South Dakota Native Plant Research
Brassicaceae : Arabis glabra

Brassicaceae : Arabis glabra


Download Mature plant (1.3 MB)

Download Cauline leaves (177 KB)

Download Flowers and fruits (2.9 MB)

Family Name


Common Name

Tower mustard, tower rockcress


Arabis glabra is a biennial herb growing from a stout taproot. The stem is erect usually unbranched toward the base and branching near the top, growing from 60 to 120 cm tall. The basal leaves are spatulate to oblanceolate, entire to dentate and 5-12 cm long by 1-3 cm wide. The cauline leaves are sessile, lanceolate, entire to denticulate and variable in size (2-10 cm by 1-3 cm) with smaller leaves toward the top. The small flowers are arrayed in racemes and greenish white to yellow in color. The 4 sepals are membranous 2-5 mm long, rounded to subacuminate. The petals are 2.5-6 mm long . the fruit is a cylindrical silique 5-10 cm long and 0.8-1.3 mm wide, with pedicels that are erect or appressed and 7-18 mm long at maturity. The seeds are in 1-2 rows and are about 1 mm long and 0.15 mm wide. Tower rockcress grows in dry prairies on ledges and the edges of woodlands, blooming in May and June. It is much more common in the western side of South Dakota.

Additional Notes

Tower mustard can be weedy and is seldom planted as an ornamental. The leaves of the first year’s growth are spicey and can be used in salads.

Horticulture Notes

Seed collection: Seed become mature in June to July when the siliques begin to dehisce.

Germination: Seeds are dormant and need 60 days cold treatment or can be planted out in the fall.

Light: Full sun.

Soils: Will grow in most soils but does best in well drained soils.

Water: can tolerate medium wet to dry conditions.

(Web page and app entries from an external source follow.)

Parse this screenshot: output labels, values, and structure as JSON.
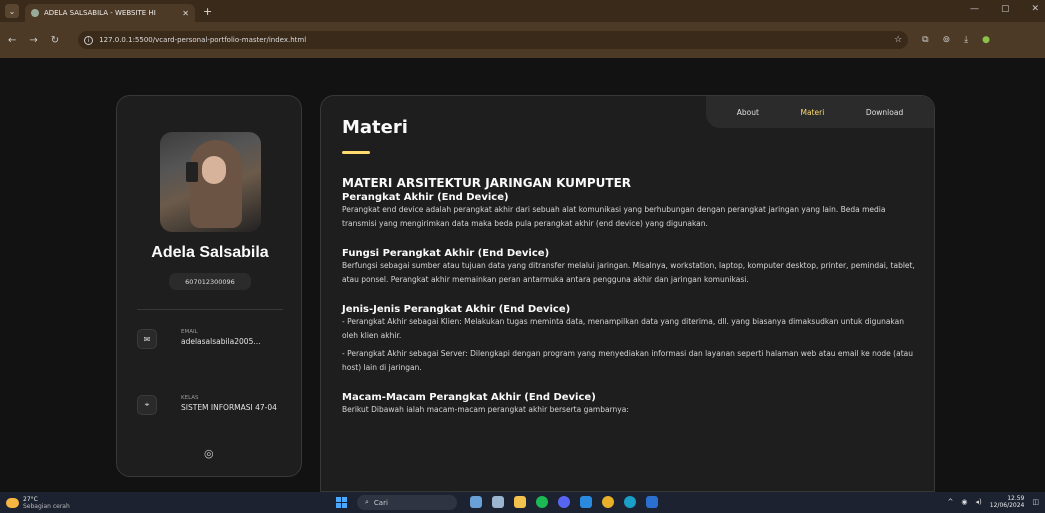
{
  "browser": {
    "tab_title": "ADELA SALSABILA - WEBSITE HI",
    "url": "127.0.0.1:5500/vcard-personal-portfolio-master/index.html"
  },
  "profile": {
    "name": "Adela Salsabila",
    "nim": "607012300096",
    "email_label": "EMAIL",
    "email_value": "adelasalsabila2005...",
    "kelas_label": "KELAS",
    "kelas_value": "SISTEM INFORMASI 47-04"
  },
  "nav": {
    "about": "About",
    "materi": "Materi",
    "download": "Download"
  },
  "article": {
    "title": "Materi",
    "heading": "MATERI ARSITEKTUR JARINGAN KUMPUTER",
    "s1_title": "Perangkat Akhir (End Device)",
    "s1_text": "Perangkat end device adalah perangkat akhir dari sebuah alat komunikasi yang berhubungan dengan perangkat jaringan yang lain. Beda media transmisi yang mengirimkan data maka beda pula perangkat akhir (end device) yang digunakan.",
    "s2_title": "Fungsi Perangkat Akhir (End Device)",
    "s2_text": "Berfungsi sebagai sumber atau tujuan data yang ditransfer melalui jaringan. Misalnya, workstation, laptop, komputer desktop, printer, pemindai, tablet, atau ponsel. Perangkat akhir memainkan peran antarmuka antara pengguna akhir dan jaringan komunikasi.",
    "s3_title": "Jenis-Jenis Perangkat Akhir (End Device)",
    "s3_text1": "- Perangkat Akhir sebagai Klien: Melakukan tugas meminta data, menampilkan data yang diterima, dll. yang biasanya dimaksudkan untuk digunakan oleh klien akhir.",
    "s3_text2": "- Perangkat Akhir sebagai Server: Dilengkapi dengan program yang menyediakan informasi dan layanan seperti halaman web atau email ke node (atau host) lain di jaringan.",
    "s4_title": "Macam-Macam Perangkat Akhir (End Device)",
    "s4_text": "Berikut Dibawah ialah macam-macam perangkat akhir berserta gambarnya:"
  },
  "taskbar": {
    "temp": "27°C",
    "weather": "Sebagian cerah",
    "search": "Cari",
    "time": "12.59",
    "date": "12/06/2024"
  },
  "colors": {
    "accent": "#ffdb70",
    "bg": "#121212",
    "card": "#1e1e1f"
  }
}
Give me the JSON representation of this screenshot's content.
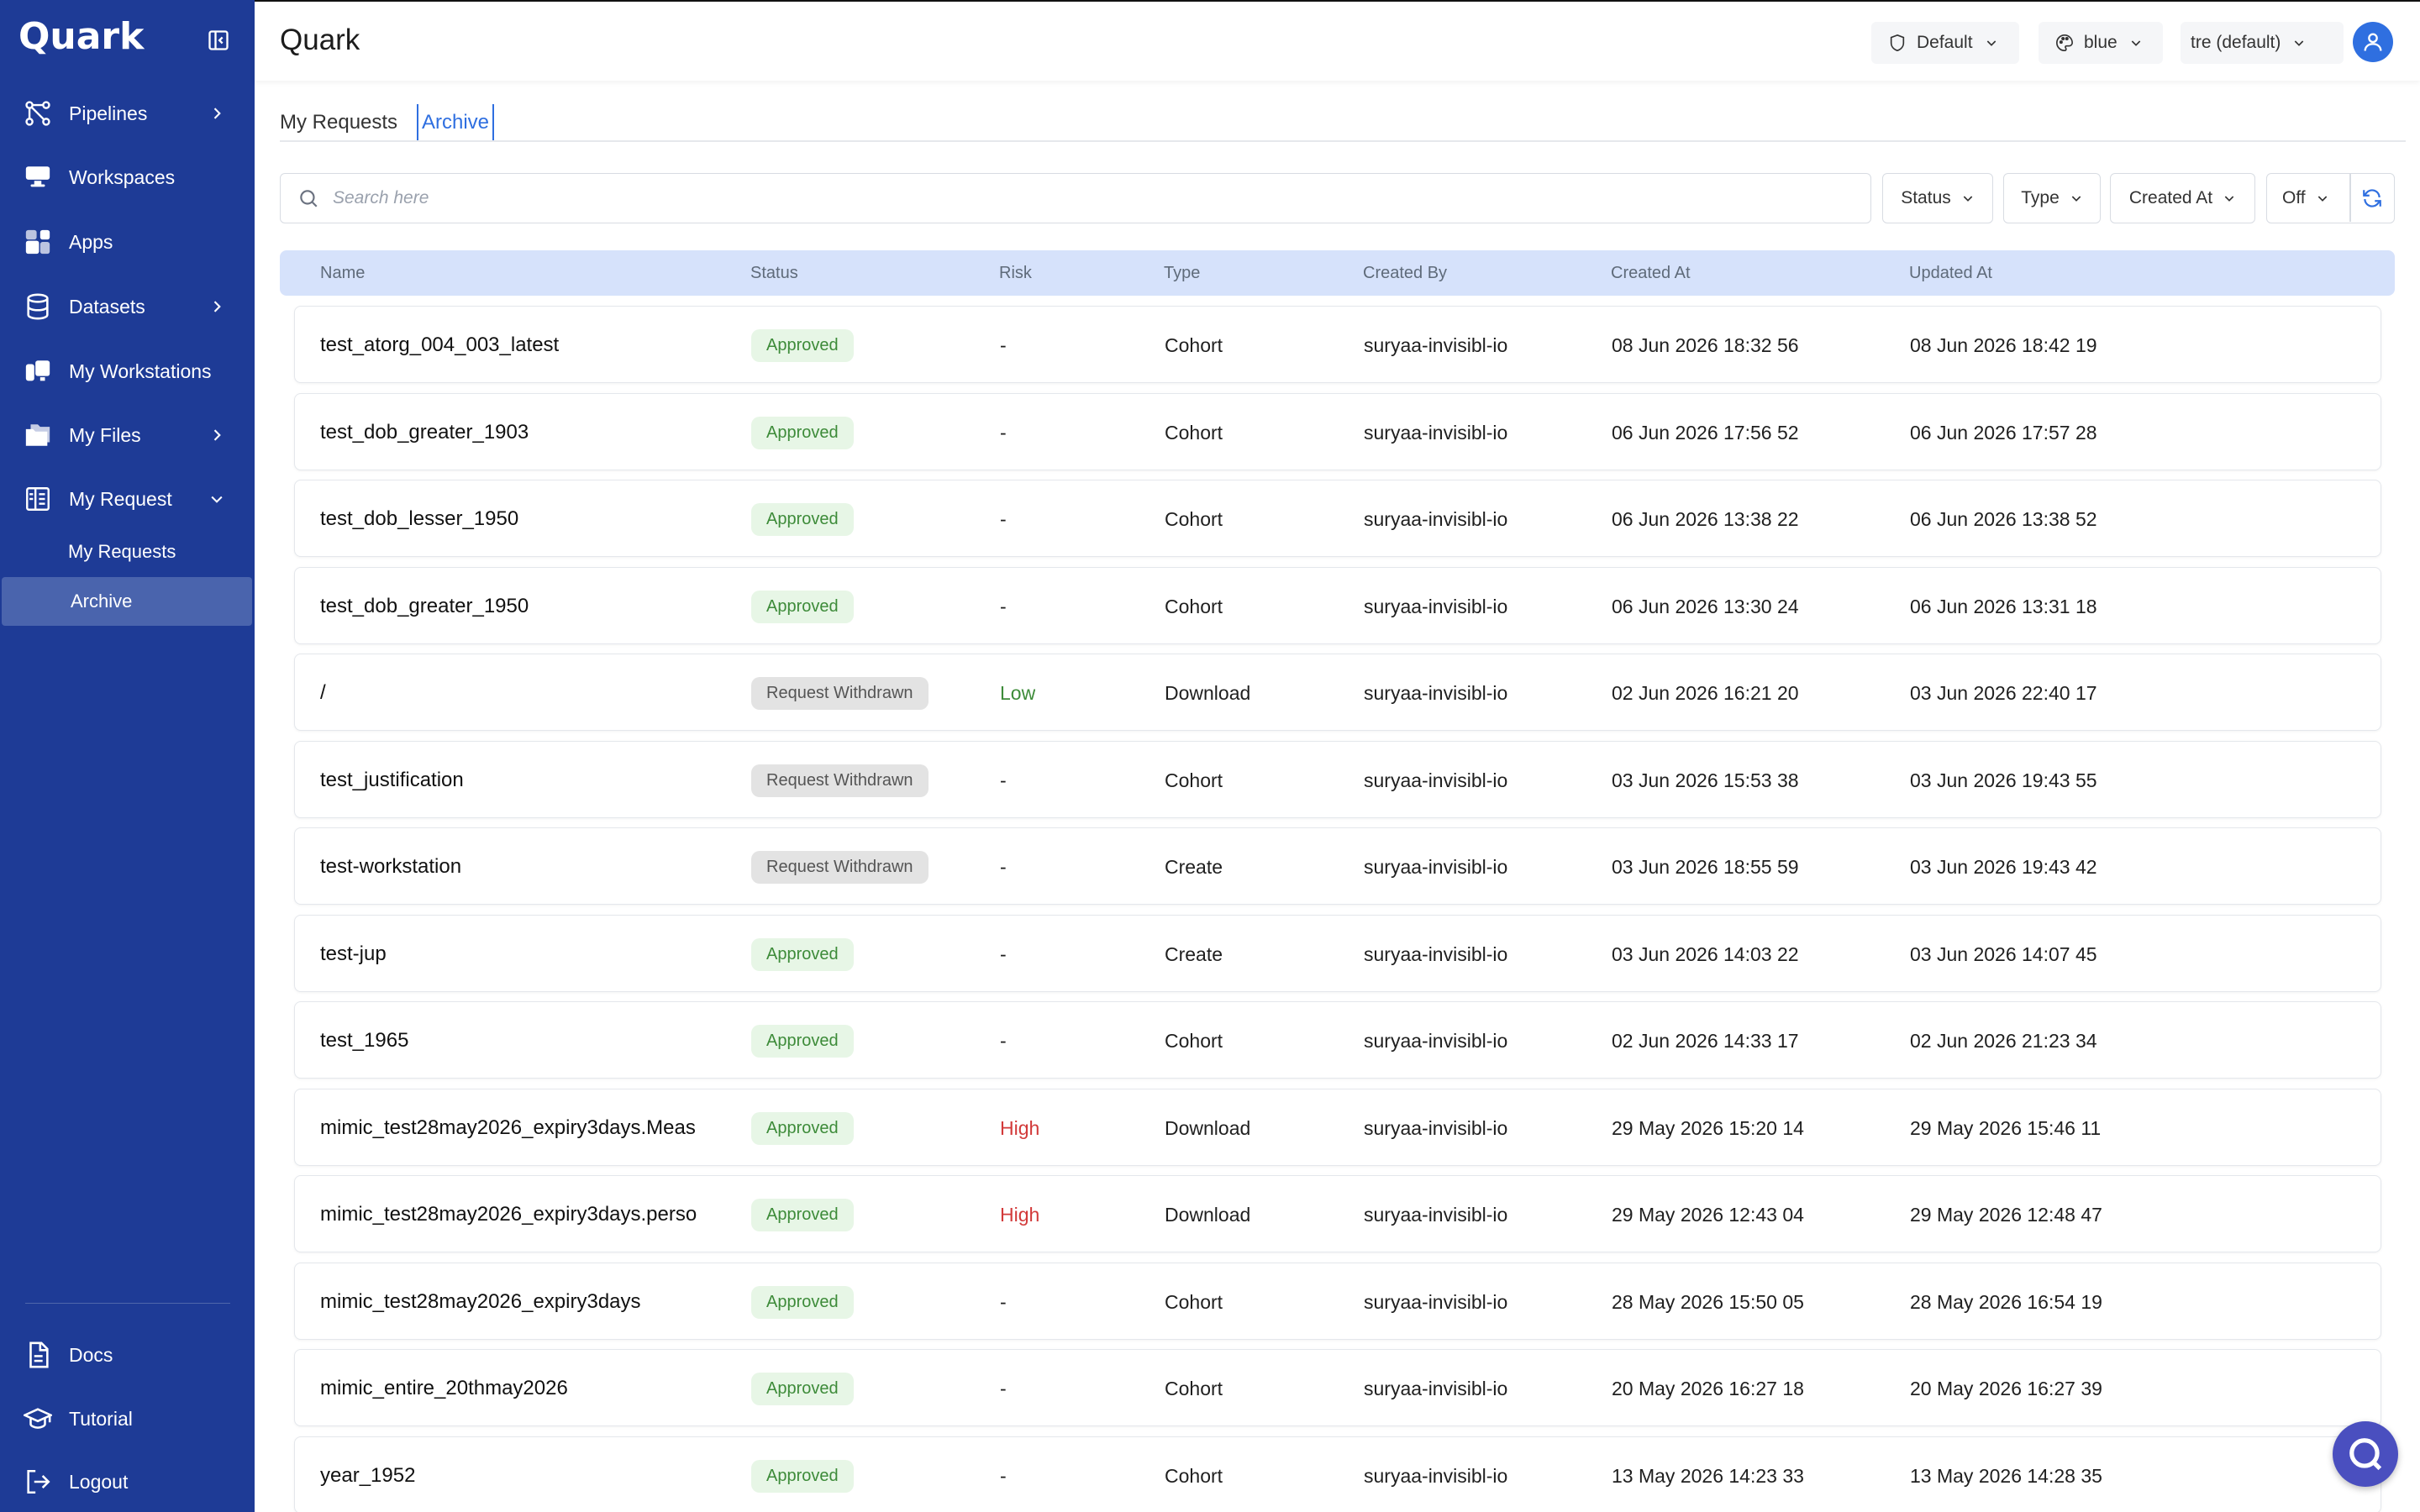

Note: As a biennial, it produces leave the first year and bolts and produces flowers in the second year.

Brassicaceae : Arabis glabra